(Stored dataset items)
....................

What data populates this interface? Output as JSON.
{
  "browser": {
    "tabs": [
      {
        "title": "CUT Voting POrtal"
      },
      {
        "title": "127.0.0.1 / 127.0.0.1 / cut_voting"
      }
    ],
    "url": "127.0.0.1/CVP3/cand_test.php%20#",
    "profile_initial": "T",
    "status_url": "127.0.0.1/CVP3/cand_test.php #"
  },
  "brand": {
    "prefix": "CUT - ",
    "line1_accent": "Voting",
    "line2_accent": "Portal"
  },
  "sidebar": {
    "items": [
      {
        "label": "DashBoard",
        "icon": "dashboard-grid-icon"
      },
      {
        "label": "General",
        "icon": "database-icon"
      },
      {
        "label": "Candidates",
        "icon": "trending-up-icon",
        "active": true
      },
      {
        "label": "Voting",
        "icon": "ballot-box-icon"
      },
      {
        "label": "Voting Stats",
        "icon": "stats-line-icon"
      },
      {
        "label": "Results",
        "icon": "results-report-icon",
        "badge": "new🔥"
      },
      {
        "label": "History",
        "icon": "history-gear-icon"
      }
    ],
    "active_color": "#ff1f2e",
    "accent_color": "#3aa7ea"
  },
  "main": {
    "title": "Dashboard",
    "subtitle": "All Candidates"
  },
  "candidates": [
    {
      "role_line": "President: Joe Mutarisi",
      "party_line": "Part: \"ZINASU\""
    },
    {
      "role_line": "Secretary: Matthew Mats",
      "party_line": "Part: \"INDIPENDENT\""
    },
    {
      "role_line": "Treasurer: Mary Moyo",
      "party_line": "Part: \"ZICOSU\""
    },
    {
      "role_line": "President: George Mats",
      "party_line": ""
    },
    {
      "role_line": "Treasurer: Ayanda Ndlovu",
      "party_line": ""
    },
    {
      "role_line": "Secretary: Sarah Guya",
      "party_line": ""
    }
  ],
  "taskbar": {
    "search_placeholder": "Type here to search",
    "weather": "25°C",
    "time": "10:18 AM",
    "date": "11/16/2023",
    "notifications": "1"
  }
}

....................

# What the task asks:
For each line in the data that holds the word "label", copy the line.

# Task response:
        "label": "DashBoard",
        "label": "General",
        "label": "Candidates",
        "label": "Voting",
        "label": "Voting Stats",
        "label": "Results",
        "label": "History",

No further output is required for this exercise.